# [YOUR OBJECTIVE]
Reproduce each line from the records that holds "profile".

____ SOURCE RECORDS

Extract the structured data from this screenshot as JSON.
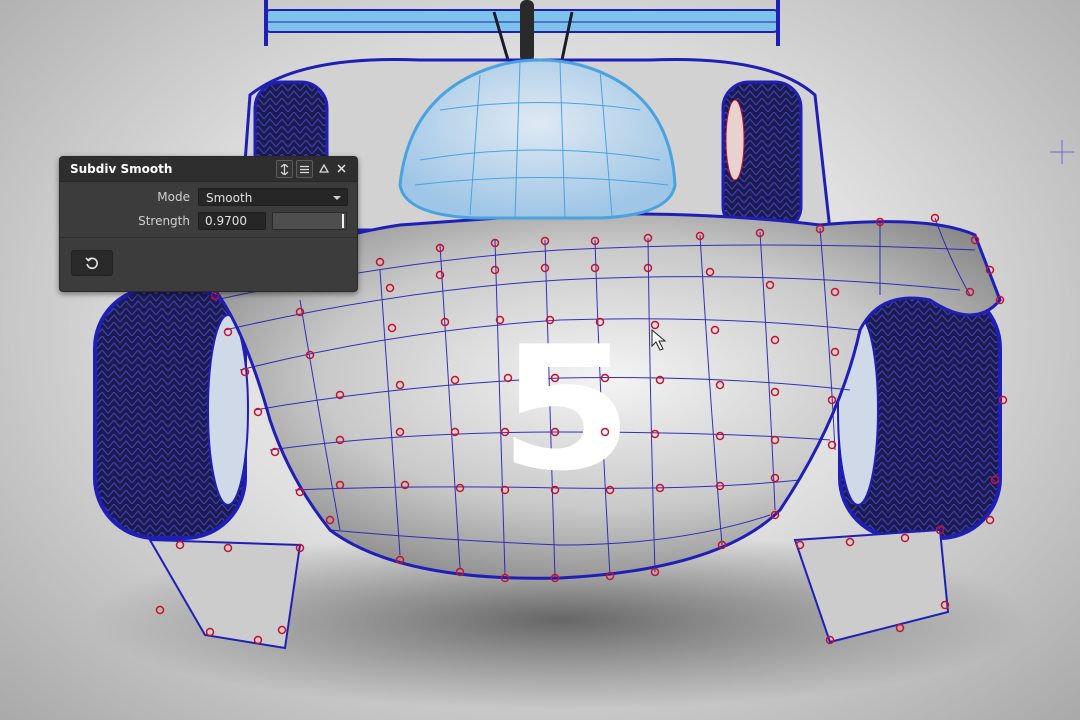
{
  "panel": {
    "title": "Subdiv Smooth",
    "mode_label": "Mode",
    "mode_value": "Smooth",
    "strength_label": "Strength",
    "strength_value": "0.9700",
    "strength_fraction": 0.97,
    "reset_icon": "reset-icon",
    "titlebar_icons": [
      "pin-icon",
      "menu-icon",
      "collapse-icon",
      "close-icon"
    ]
  },
  "viewport": {
    "car_number": "5",
    "wire_color": "#1f1fb8",
    "control_point_color": "#c8102e",
    "canopy_color": "#6fb6e8"
  }
}
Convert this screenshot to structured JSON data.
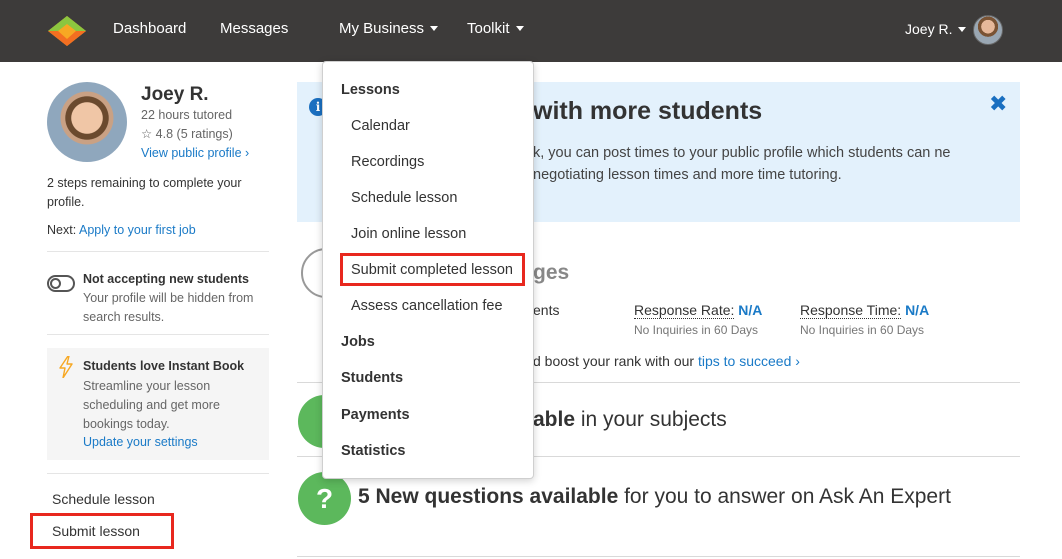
{
  "nav": {
    "items": [
      "Dashboard",
      "Messages",
      "My Business",
      "Toolkit"
    ],
    "user": "Joey R.",
    "bg_color": "#3d3b3a"
  },
  "profile": {
    "name": "Joey R.",
    "hours": "22 hours tutored",
    "rating": "☆ 4.8 (5 ratings)",
    "view_link": "View public profile ›",
    "steps": "2 steps remaining to complete your profile.",
    "next_label": "Next:",
    "next_link": "Apply to your first job"
  },
  "availability": {
    "title": "Not accepting new students",
    "subtitle": "Your profile will be hidden from search results."
  },
  "instant_book": {
    "title": "Students love Instant Book",
    "text": "Streamline your lesson scheduling and get more bookings today.",
    "link": "Update your settings"
  },
  "sidebar_links": [
    "Schedule lesson",
    "Submit lesson"
  ],
  "banner": {
    "title": "with more students",
    "text": "k, you can post times to your public profile which students can ne negotiating lesson times and more time tutoring.",
    "close": "✖"
  },
  "messages": {
    "title": "ges",
    "partial_label": "ents",
    "response_rate_label": "Response Rate:",
    "response_rate_value": "N/A",
    "response_rate_sub": "No Inquiries in 60 Days",
    "response_time_label": "Response Time:",
    "response_time_value": "N/A",
    "response_time_sub": "No Inquiries in 60 Days",
    "boost_text": "d boost your rank with our ",
    "boost_link": "tips to succeed ›"
  },
  "jobs": {
    "bold": "able",
    "rest": " in your subjects"
  },
  "questions": {
    "bold": "5 New questions available",
    "rest": " for you to answer on Ask An Expert",
    "icon": "?"
  },
  "dropdown": {
    "lessons_header": "Lessons",
    "lesson_items": [
      "Calendar",
      "Recordings",
      "Schedule lesson",
      "Join online lesson",
      "Submit completed lesson",
      "Assess cancellation fee"
    ],
    "other_headers": [
      "Jobs",
      "Students",
      "Payments",
      "Statistics"
    ]
  },
  "colors": {
    "link": "#1a7ac7",
    "highlight": "#e8281e",
    "banner_bg": "#e3f1fc",
    "green": "#5cb85c"
  }
}
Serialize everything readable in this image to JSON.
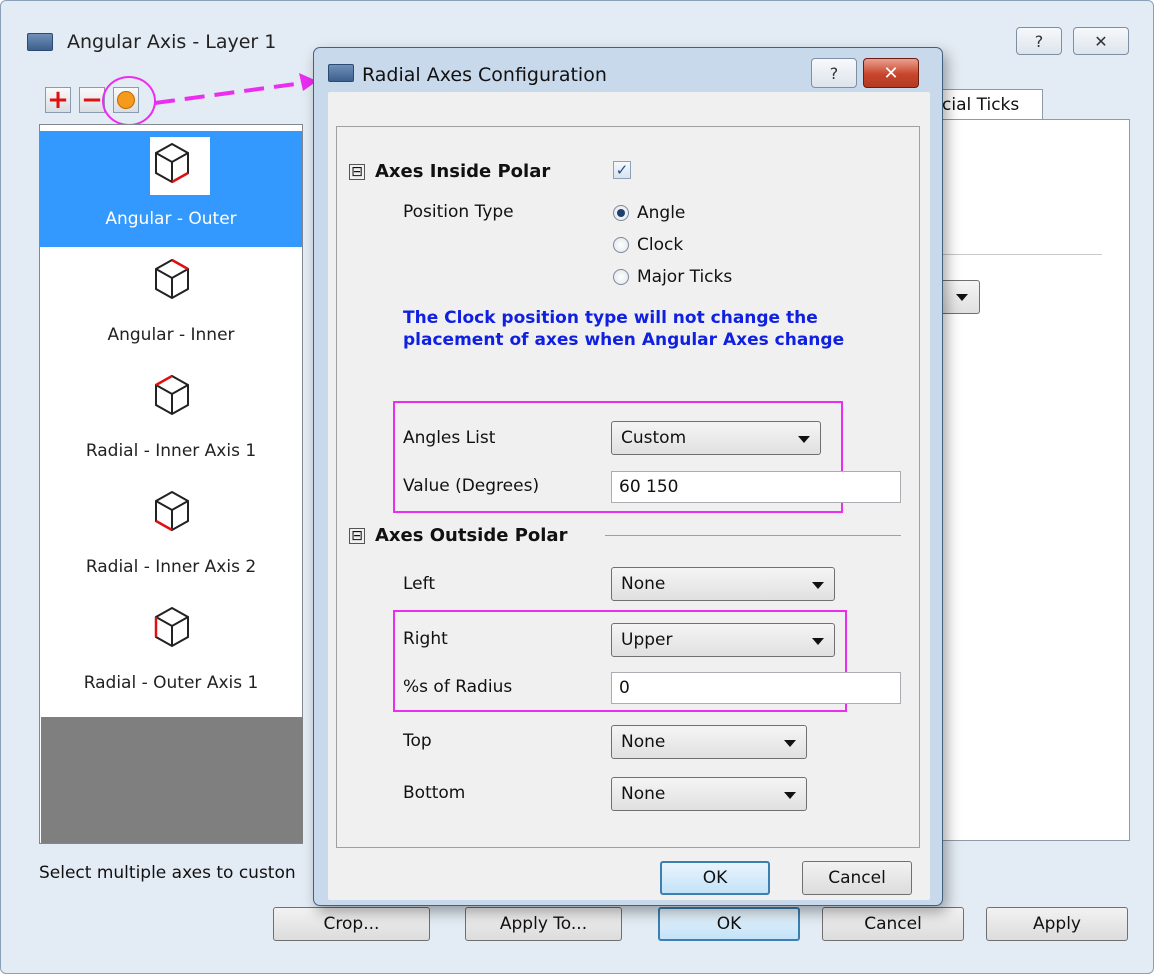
{
  "back_window": {
    "title": "Angular Axis - Layer 1",
    "help_glyph": "?",
    "close_glyph": "✕",
    "toolbar": {
      "add_glyph": "+",
      "remove_glyph": "−"
    },
    "axis_items": [
      {
        "label": "Angular - Outer",
        "selected": true
      },
      {
        "label": "Angular - Inner",
        "selected": false
      },
      {
        "label": "Radial - Inner Axis 1",
        "selected": false
      },
      {
        "label": "Radial - Inner Axis 2",
        "selected": false
      },
      {
        "label": "Radial - Outer Axis 1",
        "selected": false
      }
    ],
    "tab_label": "cial Ticks",
    "status_text": "Select multiple axes to custon",
    "buttons": {
      "crop": "Crop...",
      "apply_to": "Apply To...",
      "ok": "OK",
      "cancel": "Cancel",
      "apply": "Apply"
    }
  },
  "dialog": {
    "title": "Radial Axes Configuration",
    "help_glyph": "?",
    "close_glyph": "✕",
    "inside": {
      "header": "Axes Inside Polar",
      "toggle_glyph": "⊟",
      "checked": true,
      "check_glyph": "✓",
      "position_type_label": "Position Type",
      "options": [
        {
          "label": "Angle",
          "selected": true
        },
        {
          "label": "Clock",
          "selected": false
        },
        {
          "label": "Major Ticks",
          "selected": false
        }
      ],
      "note": "The Clock position type will not change the placement of axes when Angular Axes change",
      "angles_list_label": "Angles List",
      "angles_list_value": "Custom",
      "value_label": "Value (Degrees)",
      "value": "60 150"
    },
    "outside": {
      "header": "Axes Outside Polar",
      "toggle_glyph": "⊟",
      "left_label": "Left",
      "left_value": "None",
      "right_label": "Right",
      "right_value": "Upper",
      "radius_label": "%s of Radius",
      "radius_value": "0",
      "top_label": "Top",
      "top_value": "None",
      "bottom_label": "Bottom",
      "bottom_value": "None"
    },
    "ok": "OK",
    "cancel": "Cancel"
  },
  "colors": {
    "highlight": "#ea2df0",
    "selection": "#3399ff",
    "note": "#1020e0"
  }
}
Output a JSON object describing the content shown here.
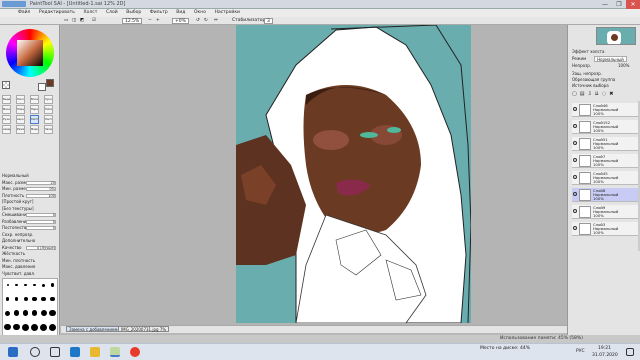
{
  "window": {
    "title": "PaintTool SAI - [Untitled-1.sai 12% 2D]",
    "controls": [
      "—",
      "❐",
      "✕"
    ]
  },
  "menu": [
    "Файл",
    "Редактировать",
    "Холст",
    "Слой",
    "Выбор",
    "Фильтр",
    "Вид",
    "Окно",
    "Настройки"
  ],
  "toolbar": {
    "zoom": "12.5%",
    "rotation": "+0%",
    "stabilizer_label": "Стабилизатор",
    "stabilizer_value": "3"
  },
  "colors": {
    "accent": "#4a7acc",
    "canvas_bg": "#6aadae",
    "skin": "#6b3a22",
    "primary_swatch": "#6b3a22"
  },
  "tools": [
    "Выдел.",
    "Лассо",
    "Волш.",
    "Рука",
    "Масшт.",
    "Повор.",
    "Перем.",
    "Пипетка",
    "Ручка",
    "Аэро.",
    "Кисть",
    "Ластик",
    "Акварель",
    "Размыт.",
    "Маркер",
    "Заливка"
  ],
  "brush_props": {
    "mode": "Нормальный",
    "size_label": "Макс. размер",
    "size_value": "20",
    "min_size_label": "Мин. размер",
    "min_size_value": "0%",
    "density_label": "Плотность",
    "density_value": "100",
    "shape_label": "[Простой круг]",
    "texture_label": "[Без текстуры]",
    "blend_label": "Смешивание",
    "blend_value": "0",
    "dilution_label": "Разбавление",
    "dilution_value": "0",
    "persistence_label": "Постоянство",
    "persistence_value": "0",
    "keep_opacity_label": "Сохр. непрозр.",
    "advanced_label": "Дополнительно",
    "quality_label": "Качество",
    "quality_value": "4 (Лучше)",
    "edge_label": "Жёсткость",
    "min_density_label": "Мин. плотность",
    "max_dens_label": "Макс. давление",
    "pressure_label": "Чувствит. давл.",
    "pressure_options": [
      "Плотн.",
      "Разм.",
      "Смеш."
    ]
  },
  "brush_sizes": [
    "1",
    "1.5",
    "2",
    "2.3",
    "2.6",
    "3",
    "3.5",
    "4",
    "5",
    "6",
    "7",
    "8",
    "9",
    "10",
    "12",
    "14",
    "16",
    "20",
    "25",
    "30",
    "35",
    "40",
    "50",
    "60"
  ],
  "canvas_tabs": [
    {
      "label": "Замена с добавлением...",
      "zoom": "12%"
    },
    {
      "label": "IMG_20200731.jpg",
      "zoom": "7%"
    }
  ],
  "layers_panel": {
    "effects_label": "Эффект холста",
    "mode_label": "Режим",
    "mode_value": "Нормальный",
    "opacity_label": "Непрозр.",
    "opacity_value": "100%",
    "protect_label": "Защ. непрозр.",
    "clip_label": "Обрезающая группа",
    "source_label": "Источник выбора",
    "layers": [
      {
        "name": "Слой46\nНормальный\n100%",
        "selected": false
      },
      {
        "name": "Слой152\nНормальный\n100%",
        "selected": false
      },
      {
        "name": "Слой51\nНормальный\n100%",
        "selected": false
      },
      {
        "name": "Слой7\nНормальный\n100%",
        "selected": false
      },
      {
        "name": "Слой45\nНормальный\n100%",
        "selected": false
      },
      {
        "name": "Слой8\nНормальный\n100%",
        "selected": true
      },
      {
        "name": "Слой9\nНормальный\n100%",
        "selected": false
      },
      {
        "name": "Слой3\nНормальный\n100%",
        "selected": false
      }
    ]
  },
  "status": {
    "memory": "Использование памяти: 45% (58%)",
    "drive": "Место на диске: 44%"
  },
  "taskbar": {
    "lang": "РУС",
    "time": "19:21",
    "date": "31.07.2020"
  }
}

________

# [RESPONSE TO THIS EXERCISE]
  "profile": {
    "view_link": "View public profile ›",
    "steps": "2 steps remaining to complete your profile.",
    "subtitle": "Your profile will be hidden from search results."
    "text": "k, you can post times to your public profile which students can ne negotiating lesson times and more time tutoring.",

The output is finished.